Social psychology is the scientific study of the influence others have on a person’s behavior (including thoughts and feelings). Within social psychology, it is accepted that people differ from one another, but also that they tend to overestimate their own individuality and uniqueness. Sometimes, individuality shrinks away and people behave as is expected from a social point of view. Research has identified several types of social influence on a person’s behavior, of which four are discussed here:
- Deindividuation, and
Conformism means that one attunes his or her behavior to that of the group one belongs to, without there being a direct ‘order’ to do so. An important experiment here is the Asch-experiment, where a person is shown a line of a certain length and subsequently has to choose a line of the same length from a group of three lines that are shown. This happens in a group, which has been informed about the experiment and which will indicate the wrong line. The test person will almost always follow the (wrong!) indication of the group. Conformism seems to happen for two reasons:
- Accuracy: people don’t want to be wrong, and trust the judgment of the group over their own because there are more people in the group, thus less chance of being wrong.
- Acceptance: people want to be accepted by the group.
Obedience is the reaction to an order and the most direct form of social influence. The most famous experiment concerning obedience is the one performed by Milgram. This involved a test subject who could give an electrical shock to another person when that person gave the wrong answer to a question. It turned out that the test subjects submitted the other person to increasingly high electrical voltages when prompted by the test leader. (Of course this was all fake, and no real shocks were administered, but the test subjects were not aware of this.)
This can be explained by a so-called ‘agentic shift’, where the test subjects relinquished the responsibility for their own actions and became ‘agents’ of the test leader.
Deindividuation occurs when individuals lose their own personal identity because they are part of a crowd. This means that the personal norms and values are abandoned and those of the group are adopted, which can have both beneficial and detrimental effects. When the group gets violent, so do the members, but vice versa, when the group rushes to someone’s aid, so do the individual members. There seem to be three requirements for deindividuation:
- Increased excitement,
- Anonymity, and
- Decreased individual responsibility.

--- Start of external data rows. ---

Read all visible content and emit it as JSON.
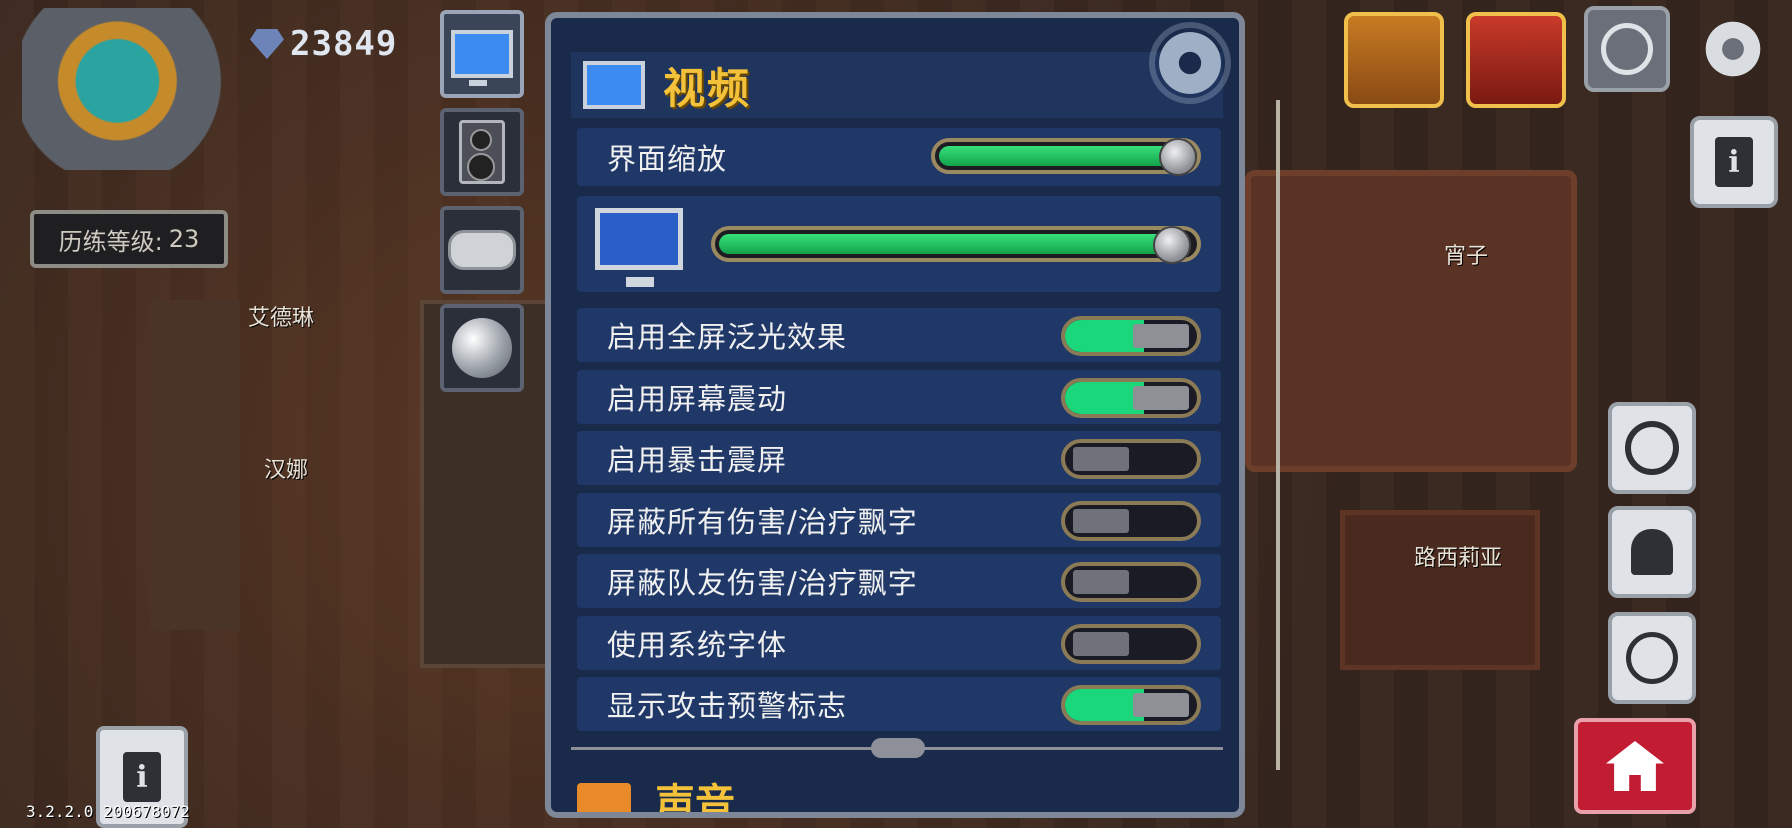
{
  "hud": {
    "gems": "23849",
    "level_label": "历练等级:",
    "level_value": "23",
    "version": "3.2.2.0 200678072"
  },
  "npcs": [
    "艾德琳",
    "汉娜",
    "宵子",
    "路西莉亚"
  ],
  "panel": {
    "title": "视频",
    "next_section_title": "声音",
    "ui_scale": {
      "label": "界面缩放",
      "value_fraction": 0.97
    },
    "display": {
      "value_fraction": 0.97
    },
    "toggles": [
      {
        "label": "启用全屏泛光效果",
        "on": true
      },
      {
        "label": "启用屏幕震动",
        "on": true
      },
      {
        "label": "启用暴击震屏",
        "on": false
      },
      {
        "label": "屏蔽所有伤害/治疗飘字",
        "on": false
      },
      {
        "label": "屏蔽队友伤害/治疗飘字",
        "on": false
      },
      {
        "label": "使用系统字体",
        "on": false
      },
      {
        "label": "显示攻击预警标志",
        "on": true
      }
    ]
  },
  "icons": {
    "tabs": [
      "monitor-icon",
      "speaker-icon",
      "gamepad-icon",
      "sphere-icon"
    ],
    "right_side": [
      "customer-service-icon",
      "settings-gear-icon",
      "info-book-icon",
      "sync-icon",
      "bell-icon",
      "headset-icon",
      "home-icon"
    ]
  }
}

The social influence on helping behavior can be best explained through the bystander-effect, which states that the more people that witness an emergency, the less likely it becomes that an individual person will help. Simply put, a group suppresses the tendency of people to help others. (A famous example of this is the murder of Kitty Genovese, who was brutally stabbed and murdered while several witnesses were present.) In general, three conditions have to be met before people will help someone else:
- One has to notice the incident,
- One has to interpret the incident as an emergency, and
- One has to feel oneself responsible to offer help.
Each of these conditions decreases as the amount of people increases.
- Fiske, S.T. (2009). Social Beings: Core Motives in Social Psychology. John Wiley & Sons.
- Vaughan, G. & Hogg, M.A. (2005). Introduction to Social Psychology. Pearson Education Australia.